[Assignment] If a line in the listing carries the word "Debug", return a copy of that line.

────

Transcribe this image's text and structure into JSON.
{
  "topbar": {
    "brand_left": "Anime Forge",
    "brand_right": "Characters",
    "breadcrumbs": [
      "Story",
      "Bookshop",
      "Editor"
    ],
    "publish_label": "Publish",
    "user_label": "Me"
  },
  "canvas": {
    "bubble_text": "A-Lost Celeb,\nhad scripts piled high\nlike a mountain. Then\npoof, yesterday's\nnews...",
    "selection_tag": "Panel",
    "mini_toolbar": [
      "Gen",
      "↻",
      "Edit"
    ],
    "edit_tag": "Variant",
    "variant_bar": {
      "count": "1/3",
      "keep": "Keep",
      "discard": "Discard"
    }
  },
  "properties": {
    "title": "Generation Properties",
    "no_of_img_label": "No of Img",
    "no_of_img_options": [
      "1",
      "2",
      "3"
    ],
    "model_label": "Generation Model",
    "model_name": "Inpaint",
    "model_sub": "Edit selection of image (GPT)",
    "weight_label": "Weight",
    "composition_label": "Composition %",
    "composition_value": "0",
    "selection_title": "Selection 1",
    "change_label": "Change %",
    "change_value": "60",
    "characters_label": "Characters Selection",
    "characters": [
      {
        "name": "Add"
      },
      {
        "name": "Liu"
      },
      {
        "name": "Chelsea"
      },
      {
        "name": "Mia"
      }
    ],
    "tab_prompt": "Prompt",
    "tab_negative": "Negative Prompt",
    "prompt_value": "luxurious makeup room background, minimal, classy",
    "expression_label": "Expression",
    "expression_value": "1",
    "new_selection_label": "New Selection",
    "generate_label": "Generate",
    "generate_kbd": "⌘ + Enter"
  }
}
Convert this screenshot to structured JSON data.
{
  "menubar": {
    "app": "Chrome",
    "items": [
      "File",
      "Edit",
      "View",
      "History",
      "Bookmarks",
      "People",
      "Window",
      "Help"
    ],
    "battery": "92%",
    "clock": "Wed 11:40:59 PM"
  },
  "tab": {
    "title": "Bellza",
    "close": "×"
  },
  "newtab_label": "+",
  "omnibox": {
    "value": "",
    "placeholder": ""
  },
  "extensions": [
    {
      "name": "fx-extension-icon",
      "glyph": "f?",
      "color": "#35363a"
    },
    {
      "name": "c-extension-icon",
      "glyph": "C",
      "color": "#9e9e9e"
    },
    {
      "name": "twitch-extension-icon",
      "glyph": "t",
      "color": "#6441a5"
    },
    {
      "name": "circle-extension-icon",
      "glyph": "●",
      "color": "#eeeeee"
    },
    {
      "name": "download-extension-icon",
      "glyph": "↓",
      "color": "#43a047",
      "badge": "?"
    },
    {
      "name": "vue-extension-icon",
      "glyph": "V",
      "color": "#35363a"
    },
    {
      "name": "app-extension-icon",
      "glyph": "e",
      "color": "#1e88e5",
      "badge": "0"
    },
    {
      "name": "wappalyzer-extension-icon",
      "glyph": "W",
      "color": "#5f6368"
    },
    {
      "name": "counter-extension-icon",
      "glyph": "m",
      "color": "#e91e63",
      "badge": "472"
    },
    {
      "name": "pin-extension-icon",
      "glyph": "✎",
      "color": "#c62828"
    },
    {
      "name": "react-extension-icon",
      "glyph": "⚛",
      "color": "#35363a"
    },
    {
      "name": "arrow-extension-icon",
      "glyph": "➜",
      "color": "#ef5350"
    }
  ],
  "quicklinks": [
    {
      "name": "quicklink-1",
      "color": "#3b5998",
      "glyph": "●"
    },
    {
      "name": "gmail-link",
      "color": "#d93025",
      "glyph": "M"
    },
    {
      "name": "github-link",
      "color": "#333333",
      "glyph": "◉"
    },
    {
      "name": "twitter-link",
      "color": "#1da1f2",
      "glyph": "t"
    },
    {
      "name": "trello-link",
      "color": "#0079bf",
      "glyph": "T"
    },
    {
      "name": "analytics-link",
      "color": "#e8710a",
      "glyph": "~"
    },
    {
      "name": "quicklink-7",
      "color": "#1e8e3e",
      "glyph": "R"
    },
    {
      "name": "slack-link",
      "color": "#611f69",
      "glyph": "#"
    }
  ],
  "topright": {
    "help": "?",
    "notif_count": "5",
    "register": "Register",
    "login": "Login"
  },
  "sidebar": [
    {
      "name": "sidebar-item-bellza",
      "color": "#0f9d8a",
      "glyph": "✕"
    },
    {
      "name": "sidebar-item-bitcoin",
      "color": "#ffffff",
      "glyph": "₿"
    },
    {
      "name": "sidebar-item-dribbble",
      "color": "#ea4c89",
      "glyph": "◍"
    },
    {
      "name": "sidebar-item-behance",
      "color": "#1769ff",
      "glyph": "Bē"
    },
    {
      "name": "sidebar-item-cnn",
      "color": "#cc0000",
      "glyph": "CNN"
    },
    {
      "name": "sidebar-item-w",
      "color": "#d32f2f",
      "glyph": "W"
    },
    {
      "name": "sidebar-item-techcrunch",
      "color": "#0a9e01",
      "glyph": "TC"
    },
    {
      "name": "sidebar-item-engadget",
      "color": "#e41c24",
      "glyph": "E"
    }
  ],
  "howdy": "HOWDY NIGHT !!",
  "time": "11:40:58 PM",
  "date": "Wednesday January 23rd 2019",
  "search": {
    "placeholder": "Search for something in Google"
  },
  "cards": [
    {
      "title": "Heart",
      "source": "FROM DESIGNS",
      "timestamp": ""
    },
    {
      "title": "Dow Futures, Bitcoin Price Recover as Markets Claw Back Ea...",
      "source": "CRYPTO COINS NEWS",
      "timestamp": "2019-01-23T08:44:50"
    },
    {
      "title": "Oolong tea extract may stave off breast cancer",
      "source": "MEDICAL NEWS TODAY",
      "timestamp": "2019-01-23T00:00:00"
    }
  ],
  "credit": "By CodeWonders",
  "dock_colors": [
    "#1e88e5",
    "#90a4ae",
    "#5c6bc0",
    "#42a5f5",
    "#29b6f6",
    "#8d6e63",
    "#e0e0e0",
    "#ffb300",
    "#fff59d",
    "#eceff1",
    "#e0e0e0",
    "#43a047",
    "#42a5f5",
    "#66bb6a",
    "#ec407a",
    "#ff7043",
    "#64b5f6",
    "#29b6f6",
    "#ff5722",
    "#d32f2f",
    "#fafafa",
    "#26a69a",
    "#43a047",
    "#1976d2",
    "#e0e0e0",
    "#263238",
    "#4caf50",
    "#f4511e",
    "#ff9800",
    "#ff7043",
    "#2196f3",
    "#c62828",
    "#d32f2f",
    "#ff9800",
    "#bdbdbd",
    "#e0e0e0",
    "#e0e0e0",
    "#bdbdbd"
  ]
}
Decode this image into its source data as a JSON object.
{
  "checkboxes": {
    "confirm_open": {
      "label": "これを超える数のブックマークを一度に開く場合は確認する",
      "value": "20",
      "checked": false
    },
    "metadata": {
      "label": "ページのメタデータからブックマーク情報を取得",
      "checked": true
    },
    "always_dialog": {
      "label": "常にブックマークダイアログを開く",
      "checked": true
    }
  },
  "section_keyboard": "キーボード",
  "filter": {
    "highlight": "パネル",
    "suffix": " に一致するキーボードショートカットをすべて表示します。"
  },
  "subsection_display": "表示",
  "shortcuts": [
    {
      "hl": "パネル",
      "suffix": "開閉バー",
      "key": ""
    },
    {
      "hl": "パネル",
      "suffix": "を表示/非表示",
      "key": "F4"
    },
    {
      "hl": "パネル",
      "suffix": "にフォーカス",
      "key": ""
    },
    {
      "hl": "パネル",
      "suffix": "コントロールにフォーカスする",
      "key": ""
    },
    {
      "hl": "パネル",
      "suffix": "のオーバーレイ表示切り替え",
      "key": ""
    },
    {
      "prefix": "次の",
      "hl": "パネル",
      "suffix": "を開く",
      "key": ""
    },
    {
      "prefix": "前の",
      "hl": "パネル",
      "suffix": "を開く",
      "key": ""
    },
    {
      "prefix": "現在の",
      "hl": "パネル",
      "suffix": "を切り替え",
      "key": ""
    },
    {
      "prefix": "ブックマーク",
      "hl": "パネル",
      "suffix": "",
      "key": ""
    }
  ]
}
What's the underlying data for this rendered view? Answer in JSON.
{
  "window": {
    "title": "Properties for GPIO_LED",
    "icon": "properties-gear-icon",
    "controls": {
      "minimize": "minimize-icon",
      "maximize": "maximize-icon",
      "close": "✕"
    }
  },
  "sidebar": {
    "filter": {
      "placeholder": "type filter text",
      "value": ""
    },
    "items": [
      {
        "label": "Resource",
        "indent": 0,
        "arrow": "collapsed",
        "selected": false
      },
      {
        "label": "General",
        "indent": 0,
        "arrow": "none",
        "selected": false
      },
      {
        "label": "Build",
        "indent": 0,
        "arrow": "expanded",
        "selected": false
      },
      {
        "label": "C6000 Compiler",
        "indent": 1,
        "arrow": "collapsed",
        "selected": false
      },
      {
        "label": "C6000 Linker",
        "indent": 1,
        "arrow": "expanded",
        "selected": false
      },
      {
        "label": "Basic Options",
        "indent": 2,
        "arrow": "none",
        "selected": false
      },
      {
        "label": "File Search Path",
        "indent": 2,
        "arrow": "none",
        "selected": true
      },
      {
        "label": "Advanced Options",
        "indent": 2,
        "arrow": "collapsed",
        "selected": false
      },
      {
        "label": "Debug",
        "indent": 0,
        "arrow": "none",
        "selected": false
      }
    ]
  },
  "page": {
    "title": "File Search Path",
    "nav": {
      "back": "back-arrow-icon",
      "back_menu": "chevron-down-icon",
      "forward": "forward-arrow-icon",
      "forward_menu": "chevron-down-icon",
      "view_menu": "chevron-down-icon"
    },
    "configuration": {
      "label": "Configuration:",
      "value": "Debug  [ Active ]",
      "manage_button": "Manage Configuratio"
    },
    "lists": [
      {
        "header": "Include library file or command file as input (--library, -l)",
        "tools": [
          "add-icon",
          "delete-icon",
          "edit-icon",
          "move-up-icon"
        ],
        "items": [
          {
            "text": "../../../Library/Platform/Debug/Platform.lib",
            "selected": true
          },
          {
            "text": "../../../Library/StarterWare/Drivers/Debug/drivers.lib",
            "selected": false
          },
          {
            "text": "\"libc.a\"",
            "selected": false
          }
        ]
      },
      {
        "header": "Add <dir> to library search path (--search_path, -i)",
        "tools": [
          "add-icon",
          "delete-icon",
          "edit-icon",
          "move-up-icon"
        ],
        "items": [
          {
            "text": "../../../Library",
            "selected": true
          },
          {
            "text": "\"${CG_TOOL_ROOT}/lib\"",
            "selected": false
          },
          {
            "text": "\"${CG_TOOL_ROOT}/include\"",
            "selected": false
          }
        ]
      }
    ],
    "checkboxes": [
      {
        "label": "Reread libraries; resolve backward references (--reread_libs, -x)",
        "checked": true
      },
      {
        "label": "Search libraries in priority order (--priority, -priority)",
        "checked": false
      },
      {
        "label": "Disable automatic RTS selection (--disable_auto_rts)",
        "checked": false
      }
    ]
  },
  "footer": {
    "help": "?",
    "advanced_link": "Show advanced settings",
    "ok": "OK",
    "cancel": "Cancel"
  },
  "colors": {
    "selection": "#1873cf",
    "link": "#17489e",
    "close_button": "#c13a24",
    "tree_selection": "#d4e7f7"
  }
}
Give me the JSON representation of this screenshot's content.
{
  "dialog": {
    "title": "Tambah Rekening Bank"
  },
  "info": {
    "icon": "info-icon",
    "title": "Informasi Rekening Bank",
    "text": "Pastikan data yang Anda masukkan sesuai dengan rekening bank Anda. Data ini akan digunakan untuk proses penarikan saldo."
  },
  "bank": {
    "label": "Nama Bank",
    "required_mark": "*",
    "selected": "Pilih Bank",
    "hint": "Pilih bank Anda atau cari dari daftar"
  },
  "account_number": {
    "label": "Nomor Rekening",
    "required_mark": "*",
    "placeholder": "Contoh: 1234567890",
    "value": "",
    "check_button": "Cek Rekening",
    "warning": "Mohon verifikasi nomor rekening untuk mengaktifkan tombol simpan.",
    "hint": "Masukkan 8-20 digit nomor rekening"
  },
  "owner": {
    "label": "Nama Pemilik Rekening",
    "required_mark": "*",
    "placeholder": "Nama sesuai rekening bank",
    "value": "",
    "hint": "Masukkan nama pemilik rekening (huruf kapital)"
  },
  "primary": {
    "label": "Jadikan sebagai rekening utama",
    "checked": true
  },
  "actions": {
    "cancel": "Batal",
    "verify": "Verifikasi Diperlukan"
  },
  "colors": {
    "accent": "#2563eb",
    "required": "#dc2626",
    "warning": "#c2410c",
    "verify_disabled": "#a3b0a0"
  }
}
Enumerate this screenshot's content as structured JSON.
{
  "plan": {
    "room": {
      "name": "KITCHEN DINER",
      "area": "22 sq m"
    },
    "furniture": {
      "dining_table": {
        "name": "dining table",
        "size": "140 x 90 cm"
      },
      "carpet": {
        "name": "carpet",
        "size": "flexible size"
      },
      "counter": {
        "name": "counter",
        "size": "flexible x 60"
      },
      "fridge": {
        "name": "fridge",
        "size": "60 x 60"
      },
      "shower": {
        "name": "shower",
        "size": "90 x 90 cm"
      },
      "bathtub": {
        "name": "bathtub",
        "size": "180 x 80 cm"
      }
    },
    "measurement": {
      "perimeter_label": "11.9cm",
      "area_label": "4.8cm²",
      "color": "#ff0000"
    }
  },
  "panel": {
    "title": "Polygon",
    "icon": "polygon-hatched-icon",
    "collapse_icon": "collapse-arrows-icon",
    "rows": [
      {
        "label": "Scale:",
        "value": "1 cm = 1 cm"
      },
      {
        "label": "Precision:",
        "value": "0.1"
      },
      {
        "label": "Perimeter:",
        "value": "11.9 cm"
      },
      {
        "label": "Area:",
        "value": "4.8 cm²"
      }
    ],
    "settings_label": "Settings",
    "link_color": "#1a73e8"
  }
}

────

[Expected answer]
        "label": "Debug",
      "value": "Debug  [ Active ]",
            "text": "../../../Library/Platform/Debug/Platform.lib",
            "text": "../../../Library/StarterWare/Drivers/Debug/drivers.lib",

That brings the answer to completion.